Report each line of the records below that holds the word "account".

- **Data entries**
^^^^

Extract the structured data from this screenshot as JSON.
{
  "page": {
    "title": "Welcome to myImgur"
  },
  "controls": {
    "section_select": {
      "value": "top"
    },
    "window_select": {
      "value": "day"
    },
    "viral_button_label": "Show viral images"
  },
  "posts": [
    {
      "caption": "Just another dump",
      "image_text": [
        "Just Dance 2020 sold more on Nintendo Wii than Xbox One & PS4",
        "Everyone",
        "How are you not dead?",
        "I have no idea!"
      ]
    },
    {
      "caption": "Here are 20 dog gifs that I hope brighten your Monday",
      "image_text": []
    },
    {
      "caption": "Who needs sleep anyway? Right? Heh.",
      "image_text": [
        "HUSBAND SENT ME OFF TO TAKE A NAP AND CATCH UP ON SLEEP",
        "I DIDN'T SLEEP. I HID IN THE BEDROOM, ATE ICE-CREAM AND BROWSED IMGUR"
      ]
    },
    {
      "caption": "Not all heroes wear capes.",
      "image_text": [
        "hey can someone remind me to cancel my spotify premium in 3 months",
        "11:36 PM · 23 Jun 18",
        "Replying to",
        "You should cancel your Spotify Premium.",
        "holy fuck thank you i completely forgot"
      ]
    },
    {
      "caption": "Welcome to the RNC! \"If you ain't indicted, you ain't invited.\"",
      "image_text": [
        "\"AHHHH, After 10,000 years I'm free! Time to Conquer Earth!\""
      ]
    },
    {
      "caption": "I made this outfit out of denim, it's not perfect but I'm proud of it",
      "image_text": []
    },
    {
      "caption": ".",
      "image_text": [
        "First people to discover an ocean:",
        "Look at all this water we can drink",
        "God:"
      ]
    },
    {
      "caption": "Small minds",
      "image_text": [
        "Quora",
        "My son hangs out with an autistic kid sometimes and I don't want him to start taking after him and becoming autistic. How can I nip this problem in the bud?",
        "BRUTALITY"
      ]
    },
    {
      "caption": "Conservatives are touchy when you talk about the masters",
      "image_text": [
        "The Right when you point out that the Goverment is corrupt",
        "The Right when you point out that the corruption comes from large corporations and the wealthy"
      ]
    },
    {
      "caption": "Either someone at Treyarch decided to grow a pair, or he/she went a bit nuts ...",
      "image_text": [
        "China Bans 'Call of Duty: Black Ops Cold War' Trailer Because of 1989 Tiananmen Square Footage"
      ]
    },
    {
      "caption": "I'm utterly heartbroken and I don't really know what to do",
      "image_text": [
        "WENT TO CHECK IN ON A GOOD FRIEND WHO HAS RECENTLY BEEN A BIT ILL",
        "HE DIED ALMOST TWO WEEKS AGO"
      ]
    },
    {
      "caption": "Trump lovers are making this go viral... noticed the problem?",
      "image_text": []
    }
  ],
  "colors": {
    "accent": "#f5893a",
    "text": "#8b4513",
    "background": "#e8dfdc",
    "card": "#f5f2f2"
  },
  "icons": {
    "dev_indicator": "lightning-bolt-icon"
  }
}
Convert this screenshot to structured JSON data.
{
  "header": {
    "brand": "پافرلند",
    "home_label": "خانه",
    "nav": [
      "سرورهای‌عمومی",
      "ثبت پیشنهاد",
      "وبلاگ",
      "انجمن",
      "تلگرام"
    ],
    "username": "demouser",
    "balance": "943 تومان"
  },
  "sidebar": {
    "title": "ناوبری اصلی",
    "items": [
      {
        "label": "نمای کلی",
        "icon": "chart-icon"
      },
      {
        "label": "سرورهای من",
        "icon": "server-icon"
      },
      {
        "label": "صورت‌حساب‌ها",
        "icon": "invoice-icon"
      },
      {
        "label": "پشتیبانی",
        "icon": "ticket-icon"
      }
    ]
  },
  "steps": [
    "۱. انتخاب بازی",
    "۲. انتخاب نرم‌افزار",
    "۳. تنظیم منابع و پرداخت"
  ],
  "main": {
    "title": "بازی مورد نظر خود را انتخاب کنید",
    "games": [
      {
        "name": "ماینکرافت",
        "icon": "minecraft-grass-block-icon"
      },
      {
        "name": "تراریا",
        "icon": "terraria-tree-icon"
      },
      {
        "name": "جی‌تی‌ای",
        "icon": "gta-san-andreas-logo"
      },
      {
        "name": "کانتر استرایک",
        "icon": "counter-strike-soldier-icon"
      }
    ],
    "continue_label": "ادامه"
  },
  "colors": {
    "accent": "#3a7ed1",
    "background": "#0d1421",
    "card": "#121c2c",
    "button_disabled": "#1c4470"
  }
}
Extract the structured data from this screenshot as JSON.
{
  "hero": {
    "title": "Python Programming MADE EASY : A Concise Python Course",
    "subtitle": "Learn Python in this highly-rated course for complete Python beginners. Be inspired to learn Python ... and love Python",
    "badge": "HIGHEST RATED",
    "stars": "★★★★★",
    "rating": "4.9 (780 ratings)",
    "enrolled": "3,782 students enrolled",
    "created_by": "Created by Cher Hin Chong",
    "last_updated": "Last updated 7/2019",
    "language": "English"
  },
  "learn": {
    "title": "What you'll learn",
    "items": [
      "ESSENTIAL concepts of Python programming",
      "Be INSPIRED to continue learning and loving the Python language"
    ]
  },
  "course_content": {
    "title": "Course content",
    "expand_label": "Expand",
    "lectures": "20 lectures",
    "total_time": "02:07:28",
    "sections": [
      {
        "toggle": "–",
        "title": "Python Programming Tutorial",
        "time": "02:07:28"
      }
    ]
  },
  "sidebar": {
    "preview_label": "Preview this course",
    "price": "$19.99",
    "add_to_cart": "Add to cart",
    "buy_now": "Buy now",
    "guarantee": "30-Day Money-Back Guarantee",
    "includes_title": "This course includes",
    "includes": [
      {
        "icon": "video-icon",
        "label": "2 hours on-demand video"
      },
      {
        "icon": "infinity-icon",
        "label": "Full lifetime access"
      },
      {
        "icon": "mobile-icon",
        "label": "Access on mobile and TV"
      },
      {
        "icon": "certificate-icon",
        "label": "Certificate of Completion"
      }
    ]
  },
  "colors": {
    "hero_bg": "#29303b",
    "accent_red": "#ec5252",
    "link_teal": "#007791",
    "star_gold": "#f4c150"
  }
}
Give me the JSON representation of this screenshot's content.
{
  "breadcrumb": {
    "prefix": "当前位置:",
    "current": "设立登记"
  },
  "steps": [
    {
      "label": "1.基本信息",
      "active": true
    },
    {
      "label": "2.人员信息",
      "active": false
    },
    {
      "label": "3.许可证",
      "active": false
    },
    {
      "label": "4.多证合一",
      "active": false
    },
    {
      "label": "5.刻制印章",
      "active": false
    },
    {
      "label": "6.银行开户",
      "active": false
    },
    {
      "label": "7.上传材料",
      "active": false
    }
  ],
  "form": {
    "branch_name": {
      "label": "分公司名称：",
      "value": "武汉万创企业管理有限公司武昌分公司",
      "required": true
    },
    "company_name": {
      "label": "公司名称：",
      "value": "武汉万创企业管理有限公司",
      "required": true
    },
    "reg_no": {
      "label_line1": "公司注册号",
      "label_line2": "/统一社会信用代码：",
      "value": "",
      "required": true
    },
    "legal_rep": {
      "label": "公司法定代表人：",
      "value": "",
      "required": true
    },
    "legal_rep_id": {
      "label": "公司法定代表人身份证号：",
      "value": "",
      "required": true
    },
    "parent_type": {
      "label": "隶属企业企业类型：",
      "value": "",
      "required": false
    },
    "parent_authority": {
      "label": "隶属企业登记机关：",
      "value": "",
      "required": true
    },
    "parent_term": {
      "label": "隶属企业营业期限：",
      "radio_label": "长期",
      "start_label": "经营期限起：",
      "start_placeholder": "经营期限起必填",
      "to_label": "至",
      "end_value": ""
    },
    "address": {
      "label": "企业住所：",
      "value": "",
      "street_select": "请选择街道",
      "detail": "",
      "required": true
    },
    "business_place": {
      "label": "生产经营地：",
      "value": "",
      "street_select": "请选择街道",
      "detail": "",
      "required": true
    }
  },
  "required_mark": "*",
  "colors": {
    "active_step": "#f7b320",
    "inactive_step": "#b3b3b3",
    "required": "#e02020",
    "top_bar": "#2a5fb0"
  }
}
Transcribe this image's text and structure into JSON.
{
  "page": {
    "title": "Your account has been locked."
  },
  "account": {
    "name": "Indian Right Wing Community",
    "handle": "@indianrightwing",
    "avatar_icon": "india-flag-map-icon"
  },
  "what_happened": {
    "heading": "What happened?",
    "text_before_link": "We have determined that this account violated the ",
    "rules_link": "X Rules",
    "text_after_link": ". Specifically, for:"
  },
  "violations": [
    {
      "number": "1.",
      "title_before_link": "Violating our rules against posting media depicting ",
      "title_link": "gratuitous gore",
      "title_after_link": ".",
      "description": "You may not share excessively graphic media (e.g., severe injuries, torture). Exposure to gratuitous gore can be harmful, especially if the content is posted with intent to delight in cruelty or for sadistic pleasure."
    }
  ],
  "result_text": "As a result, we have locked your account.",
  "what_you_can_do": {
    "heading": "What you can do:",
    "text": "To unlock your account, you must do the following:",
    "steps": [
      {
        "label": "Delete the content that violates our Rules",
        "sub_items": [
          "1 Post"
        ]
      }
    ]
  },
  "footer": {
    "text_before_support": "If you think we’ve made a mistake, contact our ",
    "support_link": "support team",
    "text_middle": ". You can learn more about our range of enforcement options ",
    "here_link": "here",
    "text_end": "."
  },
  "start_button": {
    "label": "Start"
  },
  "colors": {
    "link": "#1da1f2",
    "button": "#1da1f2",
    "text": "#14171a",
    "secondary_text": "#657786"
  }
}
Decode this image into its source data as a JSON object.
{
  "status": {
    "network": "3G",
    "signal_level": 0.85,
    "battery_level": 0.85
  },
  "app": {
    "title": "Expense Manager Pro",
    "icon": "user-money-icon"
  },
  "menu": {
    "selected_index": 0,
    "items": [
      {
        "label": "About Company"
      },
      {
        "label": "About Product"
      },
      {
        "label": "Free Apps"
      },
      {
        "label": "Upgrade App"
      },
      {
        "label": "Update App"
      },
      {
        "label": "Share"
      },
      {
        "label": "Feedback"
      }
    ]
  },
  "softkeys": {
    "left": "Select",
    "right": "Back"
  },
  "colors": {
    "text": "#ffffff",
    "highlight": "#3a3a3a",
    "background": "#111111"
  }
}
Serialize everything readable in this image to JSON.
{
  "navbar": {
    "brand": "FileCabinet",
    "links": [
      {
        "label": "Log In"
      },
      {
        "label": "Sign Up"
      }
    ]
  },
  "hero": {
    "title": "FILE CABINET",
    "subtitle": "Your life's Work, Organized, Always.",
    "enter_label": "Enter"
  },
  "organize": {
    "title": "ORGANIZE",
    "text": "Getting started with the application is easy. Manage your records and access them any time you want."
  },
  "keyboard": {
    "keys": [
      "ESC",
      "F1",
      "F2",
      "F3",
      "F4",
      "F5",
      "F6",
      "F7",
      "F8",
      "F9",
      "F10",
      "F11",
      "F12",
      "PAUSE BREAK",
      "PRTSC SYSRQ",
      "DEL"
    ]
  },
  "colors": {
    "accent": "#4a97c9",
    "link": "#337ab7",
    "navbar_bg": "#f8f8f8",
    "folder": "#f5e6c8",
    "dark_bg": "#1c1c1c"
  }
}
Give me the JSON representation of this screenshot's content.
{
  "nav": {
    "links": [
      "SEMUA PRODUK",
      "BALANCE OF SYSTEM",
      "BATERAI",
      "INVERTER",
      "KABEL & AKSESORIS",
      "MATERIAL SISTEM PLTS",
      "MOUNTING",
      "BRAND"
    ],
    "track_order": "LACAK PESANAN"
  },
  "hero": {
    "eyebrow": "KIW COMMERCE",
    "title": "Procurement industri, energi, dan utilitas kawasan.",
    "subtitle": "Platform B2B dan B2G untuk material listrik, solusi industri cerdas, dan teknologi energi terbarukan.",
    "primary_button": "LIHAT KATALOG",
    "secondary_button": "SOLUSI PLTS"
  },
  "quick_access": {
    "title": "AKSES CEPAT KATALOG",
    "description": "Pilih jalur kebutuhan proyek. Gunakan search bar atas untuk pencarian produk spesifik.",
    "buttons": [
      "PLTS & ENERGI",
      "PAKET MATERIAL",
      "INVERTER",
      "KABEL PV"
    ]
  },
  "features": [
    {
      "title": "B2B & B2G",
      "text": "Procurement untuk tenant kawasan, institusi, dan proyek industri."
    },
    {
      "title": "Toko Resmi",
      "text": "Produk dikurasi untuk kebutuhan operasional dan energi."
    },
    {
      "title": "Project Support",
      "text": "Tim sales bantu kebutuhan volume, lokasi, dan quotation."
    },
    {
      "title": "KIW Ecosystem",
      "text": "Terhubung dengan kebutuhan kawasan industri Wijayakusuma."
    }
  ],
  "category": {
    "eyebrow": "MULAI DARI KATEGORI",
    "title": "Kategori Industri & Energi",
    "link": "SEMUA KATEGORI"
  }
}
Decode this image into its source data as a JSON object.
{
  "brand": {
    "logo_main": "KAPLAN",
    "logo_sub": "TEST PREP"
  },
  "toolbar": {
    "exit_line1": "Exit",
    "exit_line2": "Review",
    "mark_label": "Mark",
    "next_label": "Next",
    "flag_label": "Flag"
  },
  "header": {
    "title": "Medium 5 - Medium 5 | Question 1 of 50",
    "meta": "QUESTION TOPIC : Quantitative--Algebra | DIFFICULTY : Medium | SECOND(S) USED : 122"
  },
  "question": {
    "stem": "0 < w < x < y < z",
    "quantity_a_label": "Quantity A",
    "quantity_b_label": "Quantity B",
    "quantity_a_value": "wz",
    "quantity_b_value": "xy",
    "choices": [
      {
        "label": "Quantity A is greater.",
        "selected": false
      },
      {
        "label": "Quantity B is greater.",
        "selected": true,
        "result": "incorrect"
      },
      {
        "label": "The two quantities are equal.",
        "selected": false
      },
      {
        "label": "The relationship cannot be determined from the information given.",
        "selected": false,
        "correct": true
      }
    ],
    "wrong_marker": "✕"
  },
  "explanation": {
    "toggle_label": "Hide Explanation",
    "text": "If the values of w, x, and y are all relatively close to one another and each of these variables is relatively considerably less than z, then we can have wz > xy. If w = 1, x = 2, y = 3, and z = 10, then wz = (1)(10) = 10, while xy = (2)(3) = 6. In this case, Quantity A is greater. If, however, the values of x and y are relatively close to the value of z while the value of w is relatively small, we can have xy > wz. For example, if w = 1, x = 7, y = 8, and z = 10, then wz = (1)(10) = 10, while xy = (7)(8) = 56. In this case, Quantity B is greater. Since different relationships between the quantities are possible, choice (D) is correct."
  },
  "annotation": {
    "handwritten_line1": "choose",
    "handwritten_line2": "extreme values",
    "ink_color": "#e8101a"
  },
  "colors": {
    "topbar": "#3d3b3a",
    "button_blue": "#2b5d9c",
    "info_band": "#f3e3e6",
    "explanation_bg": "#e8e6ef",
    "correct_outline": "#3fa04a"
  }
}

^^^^

- **SOLUTION**
    "title": "Your account has been locked."
  "account": {
    "text_before_link": "We have determined that this account violated the ",
  "result_text": "As a result, we have locked your account.",
    "text": "To unlock your account, you must do the following:",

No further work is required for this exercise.